9-year-old Brazos Heck enjoys being part of youth rodeo in Oklahoma City
KINGFISHER, Okla. – Mike Latting has simple thoughts toward the International Miniature Rodeo Association.
Now in its first year in existence, Latting wants the association to be a launching point for youngsters who like the sport and want to compete in it. Brazos Heck of Kingfisher, Okla., is just one of those children, and he was part of the IMRA event in January held in conjunction with the International Finals Rodeo in Oklahoma City.
“We wanted to make sure kids had a place to start in a safe, positive and successful manner,” said Latting, who also operates Illinois-based Latting Rodeo Co. “As with any sport, if a child has success at it early, he or she is going to enjoy it more.

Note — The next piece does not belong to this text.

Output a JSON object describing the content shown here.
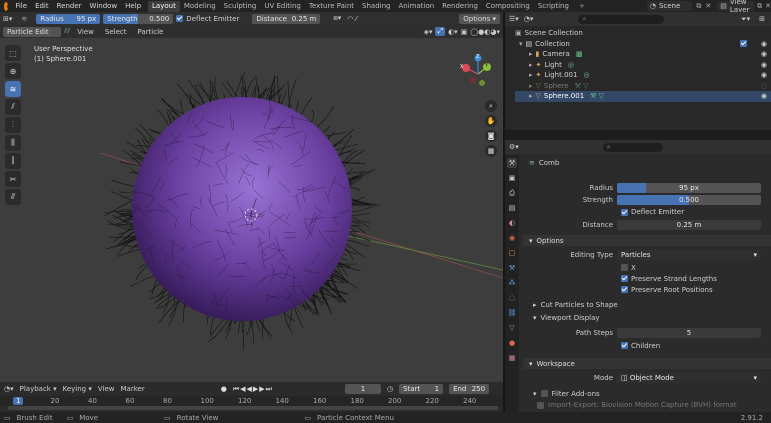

“We feel it is important to have appropriate livestock to compete on, meaning we have appropriate livestock depending on the age level and ability level. It’s all about building the heart in young kids.”
As a third-grader in Kingfisher, Brazos is just 9 years old but has proven to already have the heart of a champion. He showed it again in Oklahoma City, where he won three of four rounds in saddle bronc riding to claim that title, then placed in two rounds of bareback riding to finish as the reserve champion.
“It felt good to be there,” Brazos said. “That rodeo is a really good rodeo, and it was awesome to be part of it.”
In December, he won the pee wee division’s all-around championship at the Jr.NFR in Las Vegas. Combined with his performance in January, the young Oklahoma cowboy is proving to be quite a hand.
“When you watch him ride and watch him get ready and listen to him tell the stories, you see his love for the sport,” said Shasta Yost, Brazos’ mom. “I can’t deny him that. It’s what makes him thrive and what makes him who he is.”
The IMRA events took place in the mornings of Thursday, Jan. 18-Friday, Jan. 19. The top two in each age group competed during the IFR’s third go-round on Saturday, Jan. 20, to showcase the tremendous talent of the young athletes.
“That was great,” Latting said. “To see our kids compete head-to-head all week and then come back and let the world see … it was a good time for parents. Their chests puffed up, and they were all proud. I had that same feeling seeing those kids compete in that atmosphere.”
Brazos enjoyed it, too. It was a big-time event in his young career, and his father, Odie Heck, was right there by his son’s side every step of the way.
“It was great because all my family and friends came,” Brazos said. “It was awesome that I got to compete with my friends.
“I think I did good. I had a few things I could’ve done better and probably would’ve won it in bareback riding. You just learn from your mistakes whatever you do and move on.”
That’s part of growing as an athlete and as a young person. For a young man who rides mini bucking horses and bulls, there is a passion that is on display during every ride and every opportunity he has.
“We just let him chase that dream for as long as he has it,” Yost said. “Braz’s love for it is undeniable.”